This article appears in the July/August issue of Surgical Products.
Economic pressures coupled with a concerted effort to cut costs are critical factors in determining how hospitals will approach the purchase of surgical instruments in the coming year.
According to a recent survey, the average annual surgical spend at the facility of a Surgical Products reader will be about $175,000 this year. About 19 percent of respondents stated that their facility spends in excess of $250,000, and almost half (46 percent) indicated their facility will spend about the same amount as they have previously on instrumentation over the next 12 to 18 months. About 73 percent said spending will either increase or stay the same.
A little more than one-third of those surveyed suggested orthopedic instruments will be the target of increased investment among various product categories. Robotic surgery, endoscopic instruments, endoscopic accessories, and laparoscopic instruments are also categories in which readers anticipate the largest increase in future instrument spending over the next couple of years.
However, laparoscopic instruments are more of an immediate need.
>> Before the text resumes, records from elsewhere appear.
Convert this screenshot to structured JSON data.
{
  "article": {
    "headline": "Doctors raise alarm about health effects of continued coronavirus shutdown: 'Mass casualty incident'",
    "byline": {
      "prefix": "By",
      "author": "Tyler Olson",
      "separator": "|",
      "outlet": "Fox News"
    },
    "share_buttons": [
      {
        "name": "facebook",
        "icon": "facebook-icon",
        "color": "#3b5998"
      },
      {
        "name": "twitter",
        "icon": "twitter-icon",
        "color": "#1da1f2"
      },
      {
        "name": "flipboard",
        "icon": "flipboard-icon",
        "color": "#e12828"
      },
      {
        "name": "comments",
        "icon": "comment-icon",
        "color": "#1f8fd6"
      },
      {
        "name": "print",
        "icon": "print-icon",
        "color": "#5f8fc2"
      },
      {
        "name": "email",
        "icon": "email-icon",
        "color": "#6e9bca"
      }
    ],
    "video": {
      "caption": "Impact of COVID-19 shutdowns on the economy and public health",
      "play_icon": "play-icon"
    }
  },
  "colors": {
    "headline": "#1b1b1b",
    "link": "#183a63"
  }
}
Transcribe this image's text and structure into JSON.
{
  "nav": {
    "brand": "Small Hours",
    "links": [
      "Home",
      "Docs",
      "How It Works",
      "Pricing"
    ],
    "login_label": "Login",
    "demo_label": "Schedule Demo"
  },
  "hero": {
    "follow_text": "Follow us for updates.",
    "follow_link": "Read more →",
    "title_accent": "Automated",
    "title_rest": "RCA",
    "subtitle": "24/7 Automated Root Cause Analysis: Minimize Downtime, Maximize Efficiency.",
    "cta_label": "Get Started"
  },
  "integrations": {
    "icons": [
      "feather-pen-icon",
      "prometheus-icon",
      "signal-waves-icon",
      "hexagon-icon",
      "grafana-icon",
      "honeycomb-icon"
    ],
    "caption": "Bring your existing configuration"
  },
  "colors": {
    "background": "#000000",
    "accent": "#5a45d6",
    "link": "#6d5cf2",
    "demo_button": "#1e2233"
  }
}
A whopping 71 percent of survey respondents indicated their facilities will be looking to make an investment in that area over the next 12 to 18 months. Meanwhile, lighting is a category in which respondents anticipate the largest decrease in spending in the not-so-distant future.
When it comes to what instrumentation products are wanted and needed in facilities, here are the top ten, based on survey results:
• Laparoscopic Instruments
• Endoscopic Instruments and Accessories
• Orthopedic Instruments
• Instrument Sterilization/Cleaning
• Holding and Positioning Products
• Robotic Surgery
• Single Port/Single Incision Surgery Devices
There are a number of key factors that will ultimately impact purchasing decisions. Cost-cutting and the economy were the two leading responses, as is the need to invest in more capital equipment and instrument price increases. Based on the responses, cost is almost always a critical factor in driving purchasing decisions related to instrumentation.
When purchases are made, the following were cited as the most important criteria by Surgical Products readers:
• Reputation/brand name was the most important factor for the second straight year. About 23 percent of the respondents selected this as their top choice.
• Both cost and warranty were selected by 19 percent of respondents.
• Relationships with the supplier/distributor was the choice of a little more than 17 percent of respondents.
•Sole source contract and physician need were also mentioned.
As previously stated, respondents strongly agreed that orthopedic instruments will be the product category that will see increased investment in the coming years. In fact, no other response came anywhere close to drawing the same level of agreement among Surgical Products readers. Consider the top five responses:
• Orthopedic Instruments (34.7 percent)
• Robotic Surgery (16.3)
• Laparoscopic Instruments and Endoscopic Instruments & Accessories (12.2)
• Bariatrics and Tagging/Tracking Systems (4.1)
The results of this year’s instrumentation purchasing survey are very much in line with those from a year ago. The desire to purchase and use more endoscopic and laparoscopic instruments reflect the increased prevalence of minimally-invasive procedures as hospitals try to improve surgical outcomes, become more efficient, and reduce costs associated with longer recovery periods and hospital stays.
The need for more orthopedic and arthroscopic instrumentation reflects the growing population of aging and elderly patients in the United States. Because of this, there is a higher demand for surgical procedures to address quality-of-life issues and improve health and mobility.
While the results of this survey only touch on one aspect of a hospital facility’s purchasing behaviors and attitudes, they do serve to highlight a number of interesting trends related to equipment needs in today's operating room.